Why we care, and how customers can use the information  

A material breakdown of the equipment helps to assess the environmental impact of buying decisions and choices on how to retire assets. It allows better decision making on product life extension, sale for reuse and choice of recycling. More than that, it gives the recyclers an accurate read out on what is in the equipment so that they can increase material recovery over time.

Some indicators that help

The production of steel, aluminium, iron, copper, zinc and brass has significant environmental impacts that cover land use change, deforestation, habitat and therefore biodiversity loss, land and water pollution, acid runoff and greenhouse gas emissions.

Metals can be very efficiently recycled but reading product material content information from manufacturers suggests that recycled materials are rarely used in server production. Highlighting more information on them will hopefully change this over time.  

Plastics are “novel entities” – materials that are alien to the natural ecosystem and cannot be broken down. Micro plastics have been found in breast milk, and the population of remote populations. Approximately 4 million tonnes enters the oceans each year according to ICUN, and only 9% has ever been recycled according to National Geographic.

Plastics recycling is limited by the type of plastic and the number of times it has previously been recycled.
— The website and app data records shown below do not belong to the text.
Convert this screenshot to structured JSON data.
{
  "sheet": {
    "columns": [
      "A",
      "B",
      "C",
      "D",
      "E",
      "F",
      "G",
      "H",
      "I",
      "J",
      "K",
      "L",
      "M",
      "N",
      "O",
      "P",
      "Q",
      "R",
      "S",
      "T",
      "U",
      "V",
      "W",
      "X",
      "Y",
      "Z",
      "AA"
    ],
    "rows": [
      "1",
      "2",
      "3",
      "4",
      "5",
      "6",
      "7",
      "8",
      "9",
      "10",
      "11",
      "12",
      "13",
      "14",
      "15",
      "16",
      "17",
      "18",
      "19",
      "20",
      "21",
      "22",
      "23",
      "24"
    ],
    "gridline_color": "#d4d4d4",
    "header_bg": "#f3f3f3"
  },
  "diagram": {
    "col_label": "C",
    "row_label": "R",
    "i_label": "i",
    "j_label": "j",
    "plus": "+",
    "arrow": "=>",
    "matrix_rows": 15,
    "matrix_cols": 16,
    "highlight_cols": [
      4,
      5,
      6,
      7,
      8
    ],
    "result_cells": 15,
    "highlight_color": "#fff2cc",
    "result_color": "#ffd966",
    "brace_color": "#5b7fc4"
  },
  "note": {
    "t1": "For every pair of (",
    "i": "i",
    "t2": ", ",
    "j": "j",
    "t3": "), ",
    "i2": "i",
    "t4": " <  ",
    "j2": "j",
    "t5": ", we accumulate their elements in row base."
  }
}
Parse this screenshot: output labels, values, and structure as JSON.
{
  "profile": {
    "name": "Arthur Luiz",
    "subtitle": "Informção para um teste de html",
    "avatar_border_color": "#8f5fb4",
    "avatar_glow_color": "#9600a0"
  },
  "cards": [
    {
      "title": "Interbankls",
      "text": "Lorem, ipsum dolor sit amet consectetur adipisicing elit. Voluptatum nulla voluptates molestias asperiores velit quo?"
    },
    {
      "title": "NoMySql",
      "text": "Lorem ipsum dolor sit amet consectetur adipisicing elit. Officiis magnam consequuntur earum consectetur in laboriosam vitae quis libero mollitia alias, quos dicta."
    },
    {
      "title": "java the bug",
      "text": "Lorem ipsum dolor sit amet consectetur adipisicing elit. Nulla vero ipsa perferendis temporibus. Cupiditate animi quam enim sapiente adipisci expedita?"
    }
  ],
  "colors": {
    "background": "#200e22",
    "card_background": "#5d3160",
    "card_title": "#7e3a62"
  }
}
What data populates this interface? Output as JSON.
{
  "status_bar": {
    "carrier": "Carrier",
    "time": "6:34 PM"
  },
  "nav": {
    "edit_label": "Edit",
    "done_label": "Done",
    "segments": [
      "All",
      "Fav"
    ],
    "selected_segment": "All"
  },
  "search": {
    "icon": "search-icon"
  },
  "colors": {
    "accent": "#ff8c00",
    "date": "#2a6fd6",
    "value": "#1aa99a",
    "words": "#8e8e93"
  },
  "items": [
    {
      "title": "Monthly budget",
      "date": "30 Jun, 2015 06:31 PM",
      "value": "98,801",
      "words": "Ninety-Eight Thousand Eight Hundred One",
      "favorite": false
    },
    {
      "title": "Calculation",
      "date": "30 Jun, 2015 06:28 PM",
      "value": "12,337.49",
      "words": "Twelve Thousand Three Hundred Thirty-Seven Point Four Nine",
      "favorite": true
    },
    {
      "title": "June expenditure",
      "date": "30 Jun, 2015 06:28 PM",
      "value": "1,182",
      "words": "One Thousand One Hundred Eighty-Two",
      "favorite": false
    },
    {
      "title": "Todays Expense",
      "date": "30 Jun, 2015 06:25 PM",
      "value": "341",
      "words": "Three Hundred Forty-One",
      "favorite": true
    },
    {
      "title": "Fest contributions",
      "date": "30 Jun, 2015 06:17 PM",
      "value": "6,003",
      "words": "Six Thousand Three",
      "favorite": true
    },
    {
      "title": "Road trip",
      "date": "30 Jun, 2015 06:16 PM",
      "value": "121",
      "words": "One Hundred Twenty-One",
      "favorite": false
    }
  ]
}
Even compounds that recycle well often need a proportion of virgin plastic to maintain quality.  Knowing the proportion of plastics in equipment allows recyclers to focus on the material that is most worthwhile to recover.

Lithium extraction, like copper extraction, is a water intensive process. It also has a high pollution risk for the local animal and plant life. The material is in dwindling supply worldwide yet in high demand from the renewable transport and energy sector.

End of life destruction has a high risk of fires, which are extremely difficult to extinguish. Knowing how much lithium is present allows recyclers to separate the material and process it differently.

Synthetic rubber is a product of the petroleum industry, with associated climate, air and water pollution impacts. It is also a novel entity that cannot be broken down. The natural alternative has impacts on land-use, deforestation, habitat loss and biodiversity.

Rubber cannot be recycled but can be ground down to make other products like non-slip mats, playground surfaces and astroturf.    

Critical Raw Materials (CRM) are present in trace amounts in servers… but they count. Are those identified by governments as either in low geological supply, or politically risky supply because they are found in a low number of places worldwide. Lithium is a CRM. Others found in servers are Dyprosium, Palladium, Platinum, Antimony, Silicon, Gallium, Germanium and Cobalt.

Mainstream recycling processes tend to destroy CRM in servers because it destroys the amalgams and coatings that contain them. Newer processes like bioleaching and pyrolysis are under development and may be widely available in the near future.

What next?

We are looking forward to the findings of the NWE Interreg funded research project Circular Economy for the Data Centre Industry (CEDaCI) in the next few months. This should update the information on materials usage and environmental impact of servers. It also gives indicators on social impact. The team will be looking at ways of integrating the information into our environmental reporting.